Web page and app entries:
__________________________________________________

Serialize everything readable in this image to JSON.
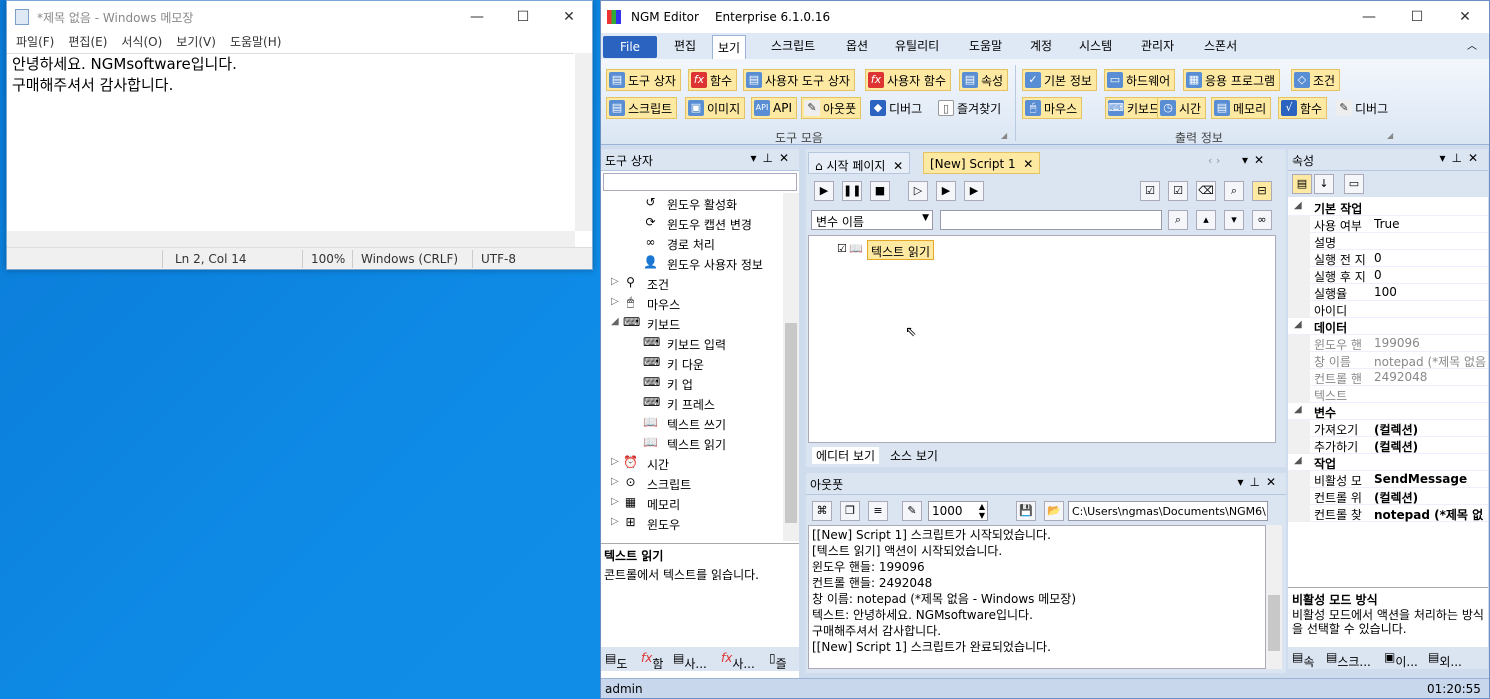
{
  "notepad": {
    "title": "*제목 없음 - Windows 메모장",
    "menu": [
      "파일(F)",
      "편집(E)",
      "서식(O)",
      "보기(V)",
      "도움말(H)"
    ],
    "line1": "안녕하세요. NGMsoftware입니다.",
    "line2": "구매해주셔서 감사합니다.",
    "status": {
      "pos": "Ln 2, Col 14",
      "zoom": "100%",
      "eol": "Windows (CRLF)",
      "enc": "UTF-8"
    }
  },
  "ngm": {
    "app": "NGM Editor",
    "edition": "Enterprise 6.1.0.16",
    "tabs": [
      "File",
      "편집",
      "보기",
      "스크립트",
      "옵션",
      "유틸리티",
      "도움말",
      "계정",
      "시스템",
      "관리자",
      "스폰서"
    ],
    "ribbon": {
      "group1_row1": [
        "도구 상자",
        "함수",
        "사용자 도구 상자",
        "사용자 함수",
        "속성"
      ],
      "group1_row2": [
        "스크립트",
        "이미지",
        "API",
        "아웃풋",
        "디버그",
        "즐겨찾기"
      ],
      "group1_label": "도구 모음",
      "group2_row1": [
        "기본 정보",
        "하드웨어",
        "응용 프로그램",
        "조건"
      ],
      "group2_row2": [
        "마우스",
        "키보드",
        "시간",
        "메모리",
        "함수",
        "디버그"
      ],
      "group2_label": "출력 정보"
    },
    "toolbox": {
      "title": "도구 상자",
      "items": [
        {
          "label": "윈도우 활성화",
          "icon": "↺",
          "lvl": 2
        },
        {
          "label": "윈도우 캡션 변경",
          "icon": "⟳",
          "lvl": 2
        },
        {
          "label": "경로 처리",
          "icon": "∞",
          "lvl": 2
        },
        {
          "label": "윈도우 사용자 정보",
          "icon": "👤",
          "lvl": 2
        },
        {
          "label": "조건",
          "icon": "⚲",
          "lvl": 1,
          "arrow": "▷"
        },
        {
          "label": "마우스",
          "icon": "🖱",
          "lvl": 1,
          "arrow": "▷"
        },
        {
          "label": "키보드",
          "icon": "⌨",
          "lvl": 1,
          "arrow": "◢"
        },
        {
          "label": "키보드 입력",
          "icon": "⌨",
          "lvl": 2
        },
        {
          "label": "키 다운",
          "icon": "⌨",
          "lvl": 2
        },
        {
          "label": "키 업",
          "icon": "⌨",
          "lvl": 2
        },
        {
          "label": "키 프레스",
          "icon": "⌨",
          "lvl": 2
        },
        {
          "label": "텍스트 쓰기",
          "icon": "📖",
          "lvl": 2
        },
        {
          "label": "텍스트 읽기",
          "icon": "📖",
          "lvl": 2
        },
        {
          "label": "시간",
          "icon": "⏰",
          "lvl": 1,
          "arrow": "▷"
        },
        {
          "label": "스크립트",
          "icon": "⊙",
          "lvl": 1,
          "arrow": "▷"
        },
        {
          "label": "메모리",
          "icon": "▦",
          "lvl": 1,
          "arrow": "▷"
        },
        {
          "label": "윈도우",
          "icon": "⊞",
          "lvl": 1,
          "arrow": "▷"
        }
      ],
      "desc_title": "텍스트 읽기",
      "desc_text": "콘트롤에서 텍스트를 읽습니다.",
      "bottom_tabs": [
        "도",
        "함",
        "사...",
        "사...",
        "즐"
      ]
    },
    "editor": {
      "tab_start": "시작 페이지",
      "tab_script": "[New] Script 1",
      "var_select": "변수 이름",
      "node": "텍스트 읽기",
      "view_editor": "에디터 보기",
      "view_source": "소스 보기"
    },
    "output": {
      "title": "아웃풋",
      "count": "1000",
      "path": "C:\\Users\\ngmas\\Documents\\NGM6\\",
      "lines": [
        "[[New] Script 1] 스크립트가 시작되었습니다.",
        "[텍스트 읽기] 액션이 시작되었습니다.",
        "윈도우 핸들: 199096",
        "컨트롤 핸들: 2492048",
        "창 이름: notepad (*제목 없음 - Windows 메모장)",
        "텍스트: 안녕하세요. NGMsoftware입니다.",
        "구매해주셔서 감사합니다.",
        "[[New] Script 1] 스크립트가 완료되었습니다."
      ]
    },
    "props": {
      "title": "속성",
      "rows": [
        {
          "k": "기본 작업",
          "v": "",
          "cat": true
        },
        {
          "k": "사용 여부",
          "v": "True"
        },
        {
          "k": "설명",
          "v": ""
        },
        {
          "k": "실행 전 지",
          "v": "0"
        },
        {
          "k": "실행 후 지",
          "v": "0"
        },
        {
          "k": "실행율",
          "v": "100"
        },
        {
          "k": "아이디",
          "v": ""
        },
        {
          "k": "데이터",
          "v": "",
          "cat": true
        },
        {
          "k": "윈도우 핸",
          "v": "199096",
          "gray": true
        },
        {
          "k": "창 이름",
          "v": "notepad (*제목 없음",
          "gray": true
        },
        {
          "k": "컨트롤 핸",
          "v": "2492048",
          "gray": true
        },
        {
          "k": "텍스트",
          "v": "",
          "gray": true
        },
        {
          "k": "변수",
          "v": "",
          "cat": true
        },
        {
          "k": "가져오기",
          "v": "(컬렉션)",
          "bold": true
        },
        {
          "k": "추가하기",
          "v": "(컬렉션)",
          "bold": true
        },
        {
          "k": "작업",
          "v": "",
          "cat": true
        },
        {
          "k": "비활성 모",
          "v": "SendMessage",
          "bold": true
        },
        {
          "k": "컨트롤 위",
          "v": "(컬렉션)",
          "bold": true
        },
        {
          "k": "컨트롤 찾",
          "v": "notepad (*제목 없",
          "bold": true
        }
      ],
      "desc_title": "비활성 모드 방식",
      "desc_text": "비활성 모드에서 액션을 처리하는 방식을 선택할 수 있습니다.",
      "bottom_tabs": [
        "속",
        "스크...",
        "이...",
        "외..."
      ]
    },
    "status_user": "admin",
    "status_time": "01:20:55"
  }
}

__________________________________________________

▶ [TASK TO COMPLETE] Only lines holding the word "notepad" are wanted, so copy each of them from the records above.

▶ [RESULT OF THIS TASK]
  "notepad": {
        "창 이름: notepad (*제목 없음 - Windows 메모장)",
          "v": "notepad (*제목 없음",
          "v": "notepad (*제목 없",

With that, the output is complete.